I was impressed to discover as a teenager that ethics guidelines and internal policies of institutions such as The Associated Press; the Society of Professional Journalists; the Washington Post; Philadelphia Inquirer; New York Times; The Radio and Television News Directors’ Foundation; Media General Broadcast Group; etc. maintained criteria re the source of news that had to be met before a given story, regardless of its importance, was printed. And, later on, I was equally impressed by the safeguards implemented by competent medical researchers to prevent errors of bias and interpretation.

Implicit in these and similar rules governing other fields is the conviction that if an news item is important enough to be in the paper or a clinical issue is important enough to perform the research then it’s important enough to do whatever necessary to reach an accurate conclusion.

That seems like a good idea for blogs as well.

I further submit that while unalloyed confidence may be an effective sales technique, a blogger’s perpetual concern to write precisely what he or she means, occasional confession of fallibility, regular use of the subjunctive mood, and quick admission and correction of errors are also good ideas, benefiting the blogger as well as the reader.


  1. The definition of “breaking news” in Wikipedia is representative of that term’s current meaning: Breaking news a current event that broadcasters feel warrants the interruption of scheduled programming in order to report its details. Its use is often loosely assigned to the most significant story of the moment or a story that is being covered live. []
  2. E.g., videos of 40 year old Leonard Cohen interviews or my acquisition of a Leonard Cohen song last released for sale 40 years ago []
  3. E.g., falling in love with Julie or the more recent and more mundane report of my hip pinning []
  4. E.g., Allan Truax and Patient Compliance []
  5. E.g., the impending release of Jennifer Warnes’ 20th Anniversary Edition of Famous Blue Raincoat or annotated links to recommended entries on other blogs or web sites. []
  6. I’ve since discovered that identifying the pop songs used by Old Navy, Gap, and other companies in their marketing is an ongoing sport, sparking much discussion with each new ad that appears. []
  7. At the time, I also did not know that such confirmation might never be available because Old Navy as well as many other companies frequently do not officially list the singers and bands responsible for the music used in their commercials. []
  8. This change was, of course, footnoted to indicate that it was a revision. []
  9. On the other hand, addressing my preferred audience does not necessarily exclude other groups in every instance.
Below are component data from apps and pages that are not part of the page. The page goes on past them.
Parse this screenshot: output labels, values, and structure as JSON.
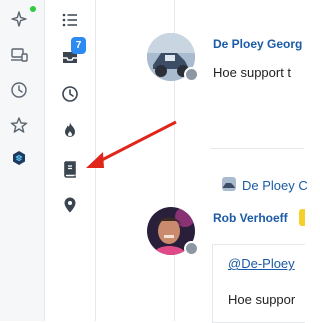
{
  "rail2": {
    "inbox_badge": "7"
  },
  "feed": {
    "post1": {
      "author": "De Ploey Georg",
      "text": "Hoe support t"
    },
    "share": {
      "author": "De Ploey C"
    },
    "post2": {
      "author": "Rob Verhoeff",
      "mention": "@De-Ploey",
      "text": "Hoe suppor"
    }
  },
  "annotation": {
    "arrow_color": "#e0251b"
  }
}
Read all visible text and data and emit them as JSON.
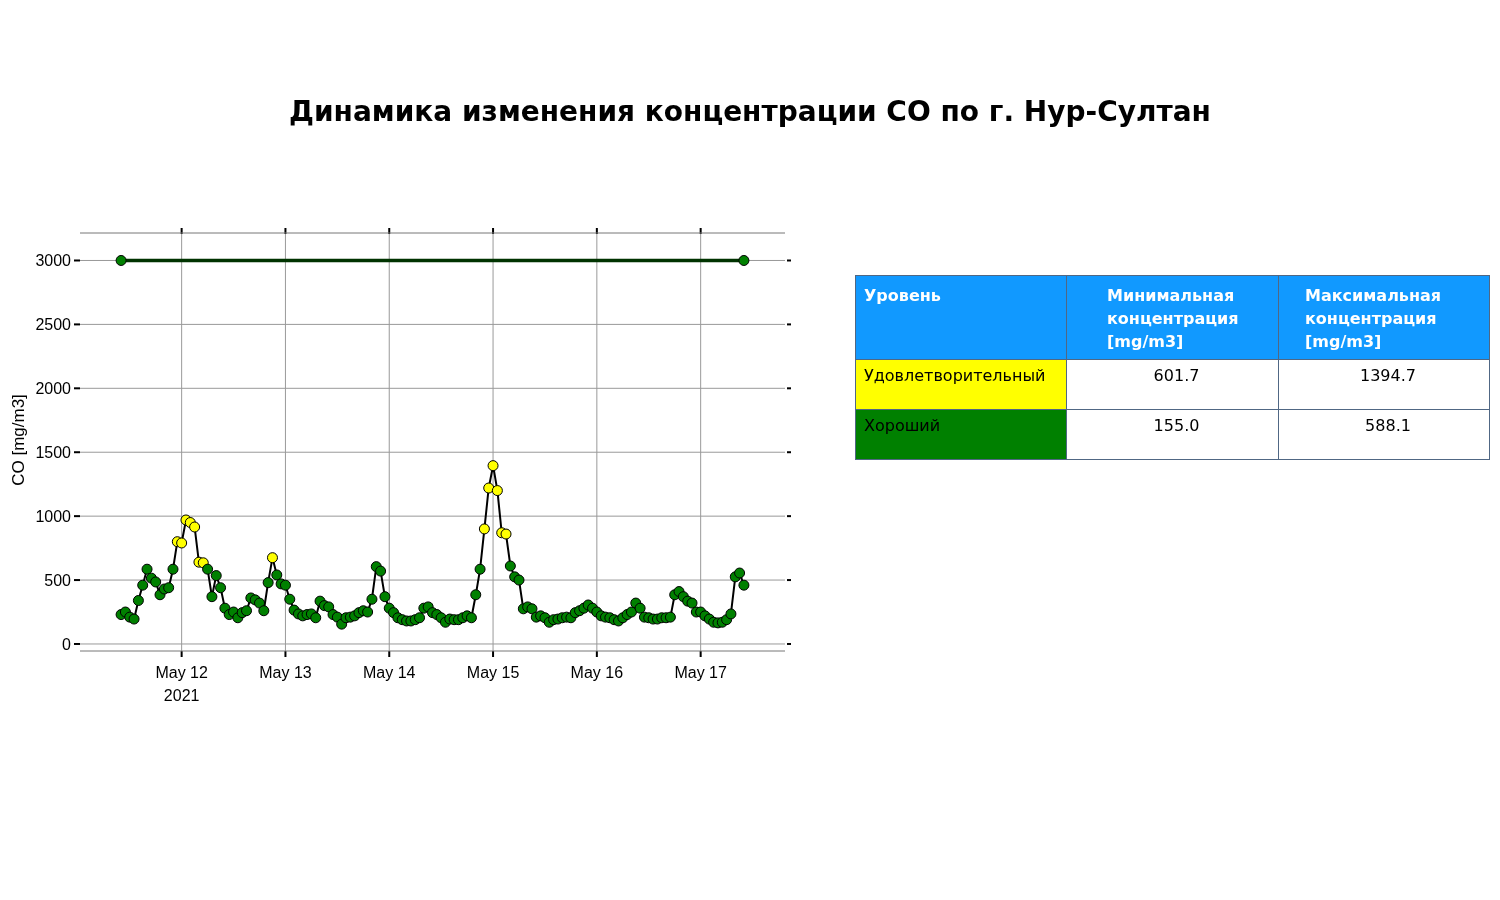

In this case, given that I aspire to be a courteous, kind, and helpful heck of a guy, I should have anticipated that a number of viewers would indeed be looking for the facts and provided those at the first of the post and then rambled on for my regular readers. []
  10. A Google search for “Woke Up This Morning” “Leonard Cohen,” and “lyrics” and check the more than 18,000 hits. []

0 Responses to Old Navy Blue Alert Ad Post-mortem: On Naming Names

  1. Come on – tell us some lies and stand by it.

  2. I’m with Ben